I have a whole teaching video on it. I prefer to use masking tape. It is tamped until it is no longer sticky--just enough to pick up the card by friction. The spectator can take the risen card.

What is George Richbark's contribution? I am not aware of him.
Message: Posted by: Bill Thompson (Aug 28, 2018 11:57AM)
[quote]On Aug 28, 2018, Pop Haydn wrote:

What is George Richbark's contribution? I am not aware of him. [/quote]

http://www.richbark.com/m_closeup.html He makes and sells a devano type deck which uses the metal pins. He also has a court card on the face of the gimmick instead of an ace. He is recommended by Ron Bauer in the "Don Alan's Devano Card Rise" pamphlet.
Message: Posted by: Bill Thompson (Aug 28, 2018 02:05PM)
After watching Pop Haydn's video on the rising cards, I would say that Richbark is making a thin model A.M.Y./Arne type deck using the plate with the pins instead of something sticky, Not exactly a Devano deck.
Message: Posted by: Bill Hegbli (Nov 25, 2019 09:05AM)
I have a George Richbark's Rising Card deck, got it years ago through Stevens Magic. It is poker size deck. The line stretches a little and has to be adjusted. The pins are micro, and hardly can see them. How this guy got the pins pressed into a tiny circle of a playing card, is baffling. The deck is expensive, but I wanted to try the pins method.

I was on of the first to buy an A.M.Y. deck. They are great and work perfectly. The only thing they are out of fashion today.
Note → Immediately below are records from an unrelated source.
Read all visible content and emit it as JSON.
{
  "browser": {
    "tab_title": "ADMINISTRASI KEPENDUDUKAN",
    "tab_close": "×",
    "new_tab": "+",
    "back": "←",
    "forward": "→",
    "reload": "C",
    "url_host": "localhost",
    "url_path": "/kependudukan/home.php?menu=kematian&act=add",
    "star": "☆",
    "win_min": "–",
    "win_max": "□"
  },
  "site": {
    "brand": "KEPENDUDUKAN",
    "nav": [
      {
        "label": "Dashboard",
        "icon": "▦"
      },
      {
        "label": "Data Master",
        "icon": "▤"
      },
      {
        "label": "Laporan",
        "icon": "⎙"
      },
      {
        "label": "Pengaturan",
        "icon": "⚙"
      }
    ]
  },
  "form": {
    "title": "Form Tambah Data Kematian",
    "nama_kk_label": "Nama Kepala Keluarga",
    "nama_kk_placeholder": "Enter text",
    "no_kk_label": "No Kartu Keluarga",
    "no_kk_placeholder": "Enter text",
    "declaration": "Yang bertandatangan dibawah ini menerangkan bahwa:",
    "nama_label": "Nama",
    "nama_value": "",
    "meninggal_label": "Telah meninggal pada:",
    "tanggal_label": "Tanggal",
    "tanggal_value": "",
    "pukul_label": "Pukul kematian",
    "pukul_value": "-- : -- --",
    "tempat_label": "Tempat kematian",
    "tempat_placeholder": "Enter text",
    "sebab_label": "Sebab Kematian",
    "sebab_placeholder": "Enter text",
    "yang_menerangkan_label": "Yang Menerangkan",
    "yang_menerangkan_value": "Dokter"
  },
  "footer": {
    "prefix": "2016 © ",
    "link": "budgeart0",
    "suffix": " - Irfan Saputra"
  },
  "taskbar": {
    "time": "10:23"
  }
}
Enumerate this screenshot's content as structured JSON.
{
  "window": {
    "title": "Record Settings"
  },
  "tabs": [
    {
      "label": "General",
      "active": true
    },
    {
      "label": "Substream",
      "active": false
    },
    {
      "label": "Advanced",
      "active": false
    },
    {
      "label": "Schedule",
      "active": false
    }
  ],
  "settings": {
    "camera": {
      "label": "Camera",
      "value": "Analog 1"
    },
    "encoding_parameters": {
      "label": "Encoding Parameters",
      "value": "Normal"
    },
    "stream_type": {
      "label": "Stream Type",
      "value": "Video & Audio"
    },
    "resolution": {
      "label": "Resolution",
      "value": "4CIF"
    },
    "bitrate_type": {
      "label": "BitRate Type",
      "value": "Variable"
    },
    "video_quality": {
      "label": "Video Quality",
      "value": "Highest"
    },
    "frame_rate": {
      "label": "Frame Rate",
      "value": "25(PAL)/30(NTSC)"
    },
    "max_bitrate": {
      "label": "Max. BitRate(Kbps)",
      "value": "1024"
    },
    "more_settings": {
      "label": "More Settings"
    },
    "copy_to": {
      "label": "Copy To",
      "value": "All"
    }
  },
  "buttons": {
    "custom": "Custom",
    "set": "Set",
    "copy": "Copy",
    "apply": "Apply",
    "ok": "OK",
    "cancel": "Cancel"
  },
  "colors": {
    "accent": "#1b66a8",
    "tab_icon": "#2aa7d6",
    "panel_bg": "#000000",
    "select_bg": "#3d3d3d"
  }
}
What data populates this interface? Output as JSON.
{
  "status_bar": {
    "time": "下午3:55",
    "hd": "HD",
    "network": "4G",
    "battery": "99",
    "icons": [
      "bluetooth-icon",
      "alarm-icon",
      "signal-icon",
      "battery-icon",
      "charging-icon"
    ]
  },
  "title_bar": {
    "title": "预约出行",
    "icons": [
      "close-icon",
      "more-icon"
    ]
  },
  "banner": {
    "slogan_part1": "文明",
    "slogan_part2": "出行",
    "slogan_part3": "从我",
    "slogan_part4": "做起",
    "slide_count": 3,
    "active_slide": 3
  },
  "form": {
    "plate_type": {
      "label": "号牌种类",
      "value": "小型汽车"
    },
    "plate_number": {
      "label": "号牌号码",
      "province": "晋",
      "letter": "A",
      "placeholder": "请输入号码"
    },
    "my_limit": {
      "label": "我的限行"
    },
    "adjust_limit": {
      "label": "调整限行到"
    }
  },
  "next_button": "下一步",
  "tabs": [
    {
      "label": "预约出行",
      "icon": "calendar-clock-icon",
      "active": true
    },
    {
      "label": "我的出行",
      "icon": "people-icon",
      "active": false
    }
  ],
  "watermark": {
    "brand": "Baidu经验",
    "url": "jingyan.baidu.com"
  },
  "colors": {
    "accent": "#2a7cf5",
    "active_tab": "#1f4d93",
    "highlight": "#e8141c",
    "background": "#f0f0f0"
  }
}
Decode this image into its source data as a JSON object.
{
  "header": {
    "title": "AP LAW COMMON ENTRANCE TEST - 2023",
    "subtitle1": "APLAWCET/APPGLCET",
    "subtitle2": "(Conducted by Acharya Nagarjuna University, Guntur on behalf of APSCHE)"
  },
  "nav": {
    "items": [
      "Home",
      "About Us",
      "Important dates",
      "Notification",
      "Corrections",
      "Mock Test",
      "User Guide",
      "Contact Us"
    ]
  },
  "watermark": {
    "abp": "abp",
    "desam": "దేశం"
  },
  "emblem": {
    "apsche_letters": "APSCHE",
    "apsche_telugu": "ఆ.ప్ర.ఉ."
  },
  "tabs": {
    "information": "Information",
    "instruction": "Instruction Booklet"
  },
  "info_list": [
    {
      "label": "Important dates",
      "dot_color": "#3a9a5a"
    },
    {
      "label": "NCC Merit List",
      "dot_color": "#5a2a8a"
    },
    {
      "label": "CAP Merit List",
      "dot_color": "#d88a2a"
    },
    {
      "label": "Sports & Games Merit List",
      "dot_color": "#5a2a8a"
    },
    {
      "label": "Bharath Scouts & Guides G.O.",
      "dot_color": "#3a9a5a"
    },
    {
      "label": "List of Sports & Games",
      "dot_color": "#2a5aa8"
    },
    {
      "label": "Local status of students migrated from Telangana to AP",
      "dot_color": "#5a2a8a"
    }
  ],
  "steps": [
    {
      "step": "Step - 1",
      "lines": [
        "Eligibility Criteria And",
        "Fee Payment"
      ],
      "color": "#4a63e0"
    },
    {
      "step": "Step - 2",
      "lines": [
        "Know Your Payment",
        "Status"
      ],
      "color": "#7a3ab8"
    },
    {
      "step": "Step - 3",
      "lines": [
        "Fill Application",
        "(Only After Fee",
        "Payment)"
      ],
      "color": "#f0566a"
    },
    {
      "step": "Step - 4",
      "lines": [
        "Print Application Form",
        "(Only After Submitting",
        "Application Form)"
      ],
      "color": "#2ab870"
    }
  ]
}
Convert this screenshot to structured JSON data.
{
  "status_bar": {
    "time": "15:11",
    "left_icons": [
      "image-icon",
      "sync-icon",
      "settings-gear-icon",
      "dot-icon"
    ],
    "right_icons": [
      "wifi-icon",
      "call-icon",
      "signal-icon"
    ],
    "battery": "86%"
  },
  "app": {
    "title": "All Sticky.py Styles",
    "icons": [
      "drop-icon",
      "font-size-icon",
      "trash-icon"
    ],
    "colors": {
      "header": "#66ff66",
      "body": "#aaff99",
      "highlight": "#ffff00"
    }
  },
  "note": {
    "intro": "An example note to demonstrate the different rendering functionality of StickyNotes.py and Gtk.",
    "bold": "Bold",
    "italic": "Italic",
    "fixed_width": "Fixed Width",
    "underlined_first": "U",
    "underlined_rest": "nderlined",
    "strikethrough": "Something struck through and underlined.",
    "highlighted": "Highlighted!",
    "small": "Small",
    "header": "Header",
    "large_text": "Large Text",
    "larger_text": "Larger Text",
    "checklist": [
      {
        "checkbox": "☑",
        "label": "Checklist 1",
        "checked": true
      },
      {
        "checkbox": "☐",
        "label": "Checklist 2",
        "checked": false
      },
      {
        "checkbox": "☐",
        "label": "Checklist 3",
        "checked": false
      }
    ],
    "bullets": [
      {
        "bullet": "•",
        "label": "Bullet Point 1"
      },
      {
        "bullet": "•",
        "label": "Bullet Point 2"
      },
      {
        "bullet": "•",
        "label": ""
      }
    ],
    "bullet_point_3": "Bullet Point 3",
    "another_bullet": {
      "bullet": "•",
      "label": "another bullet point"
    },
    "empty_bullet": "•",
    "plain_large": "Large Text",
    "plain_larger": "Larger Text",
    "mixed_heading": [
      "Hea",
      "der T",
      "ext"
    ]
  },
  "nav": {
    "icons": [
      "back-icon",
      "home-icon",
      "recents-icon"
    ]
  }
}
They were made in Bridge size cards, which was the card of choice for all magicians back then.

The A.M.Y. deck got to England very fast, as I remember Ken Brooke's Magic Place advertising them as well. A.M.Y. started the Rising Card craze to all in magic. The local magic shop sold them constantly. Every demo was a sale.

It was surprising how fast copies started springing up, seems like everyone was making and selling them to magic stores.

I really did not care for the Masking Tape idea, it dried out to quickly. Seems like I was replacing the tape every month or so. It was not a laborious task, but did get annoying when you just wanted to grab the deck and dash out.
Message: Posted by: hugmagic (May 18, 2020 08:04PM)
Del Ray's deck also tipped the card to the left or the right as directed by the spectator.

The original Devano was made with a brass weight and framework. As it was more commercially produced, it switched to lead weight. Al Goshman and Don Alan never used anything but a Devano deck . The pin lifting system would eventually wear the card but they could replaced.

I agree with Bill on the tape replacement problems.